(Study material)
▼▼▼

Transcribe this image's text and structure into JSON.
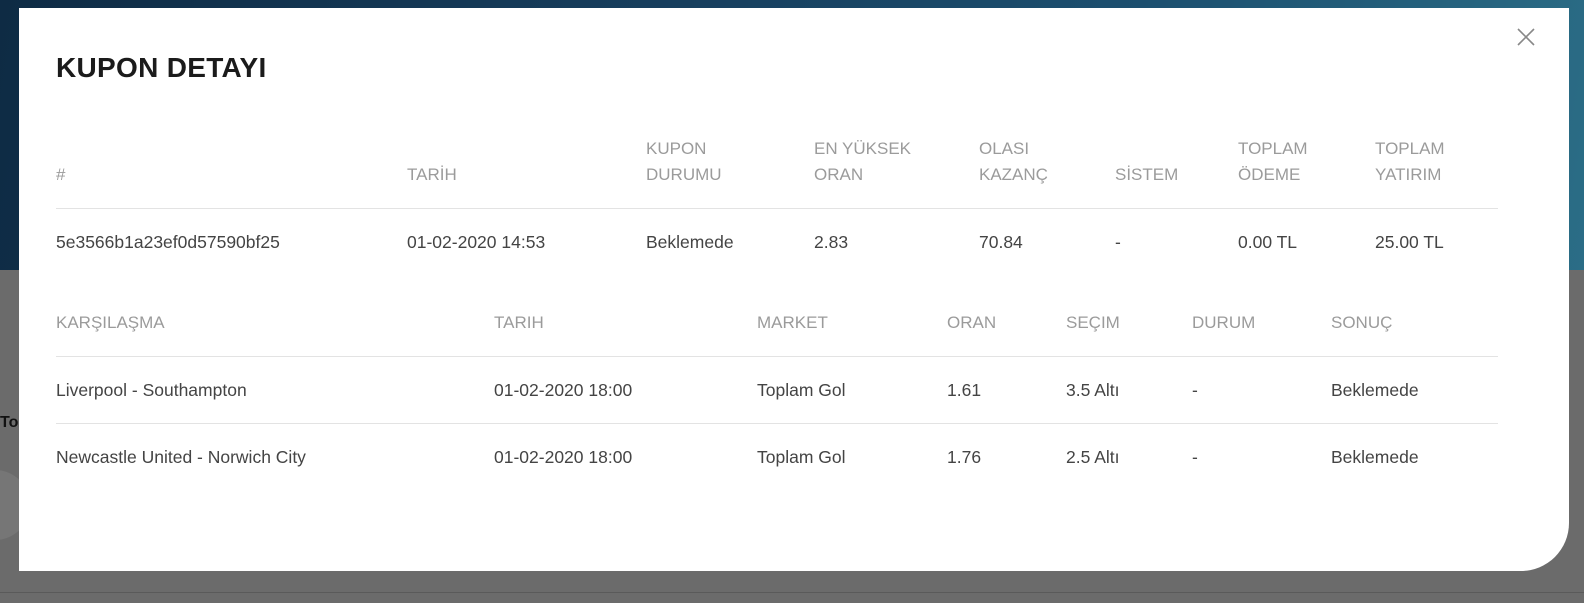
{
  "modal": {
    "title": "KUPON DETAYI",
    "close_icon": "close-icon"
  },
  "coupon_table": {
    "headers": [
      "#",
      "TARİH",
      "KUPON DURUMU",
      "EN YÜKSEK ORAN",
      "OLASI KAZANÇ",
      "SİSTEM",
      "TOPLAM ÖDEME",
      "TOPLAM YATIRIM"
    ],
    "row": {
      "id": "5e3566b1a23ef0d57590bf25",
      "date": "01-02-2020 14:53",
      "status": "Beklemede",
      "max_odds": "2.83",
      "potential_win": "70.84",
      "system": "-",
      "total_payment": "0.00 TL",
      "total_stake": "25.00 TL"
    }
  },
  "matches_table": {
    "headers": [
      "KARŞILAŞMA",
      "TARIH",
      "MARKET",
      "ORAN",
      "SEÇIM",
      "DURUM",
      "SONUÇ"
    ],
    "rows": [
      {
        "match": "Liverpool - Southampton",
        "date": "01-02-2020 18:00",
        "market": "Toplam Gol",
        "odds": "1.61",
        "selection": "3.5 Altı",
        "status": "-",
        "result": "Beklemede"
      },
      {
        "match": "Newcastle United - Norwich City",
        "date": "01-02-2020 18:00",
        "market": "Toplam Gol",
        "odds": "1.76",
        "selection": "2.5 Altı",
        "status": "-",
        "result": "Beklemede"
      }
    ]
  },
  "background": {
    "side_label": "To"
  }
}
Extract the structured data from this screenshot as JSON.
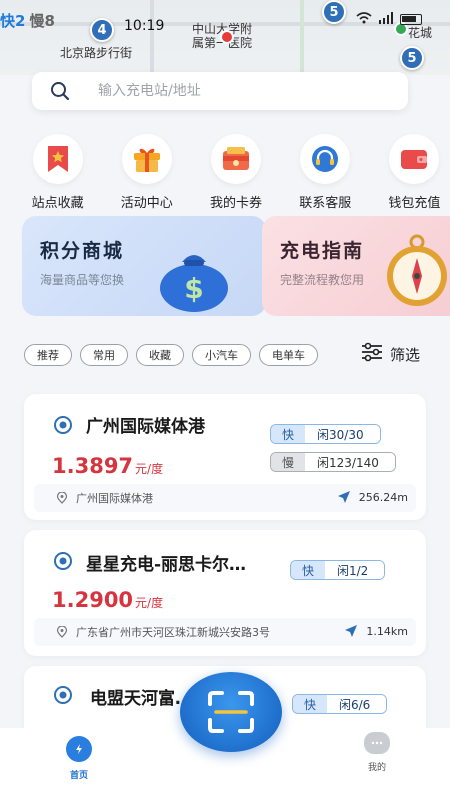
{
  "status": {
    "tab_fast": "快2",
    "tab_slow": "慢8",
    "time": "10:19"
  },
  "map": {
    "labels": [
      "北京路步行街",
      "中山大学附",
      "属第一医院",
      "花城"
    ],
    "clusters": [
      "4",
      "5",
      "5"
    ]
  },
  "search": {
    "placeholder": "输入充电站/地址"
  },
  "quick_actions": [
    {
      "label": "站点收藏",
      "icon": "bookmark-icon"
    },
    {
      "label": "活动中心",
      "icon": "gift-icon"
    },
    {
      "label": "我的卡券",
      "icon": "coupon-wallet-icon"
    },
    {
      "label": "联系客服",
      "icon": "headset-icon"
    },
    {
      "label": "钱包充值",
      "icon": "wallet-icon"
    }
  ],
  "banners": {
    "points": {
      "title": "积分商城",
      "subtitle": "海量商品等您换"
    },
    "guide": {
      "title": "充电指南",
      "subtitle": "完整流程教您用"
    }
  },
  "filters": {
    "chips": [
      "推荐",
      "常用",
      "收藏",
      "小汽车",
      "电单车"
    ],
    "button_label": "筛选"
  },
  "stations": [
    {
      "name": "广州国际媒体港",
      "price": "1.3897",
      "unit": "元/度",
      "fast_key": "快",
      "fast_value": "闲30/30",
      "slow_key": "慢",
      "slow_value": "闲123/140",
      "address": "广州国际媒体港",
      "distance": "256.24m"
    },
    {
      "name": "星星充电-丽思卡尔…",
      "price": "1.2900",
      "unit": "元/度",
      "fast_key": "快",
      "fast_value": "闲1/2",
      "address": "广东省广州市天河区珠江新城兴安路3号",
      "distance": "1.14km"
    },
    {
      "name": "电盟天河富…",
      "fast_key": "快",
      "fast_value": "闲6/6"
    }
  ],
  "bottom_nav": {
    "home": "首页",
    "mine": "我的"
  },
  "colors": {
    "accent": "#1e7be0",
    "price": "#d6343e"
  }
}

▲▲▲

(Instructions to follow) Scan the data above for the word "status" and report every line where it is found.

(Exercise answer)
      "status": "Beklemede",
        "status": "-",
        "status": "-",
  "status": {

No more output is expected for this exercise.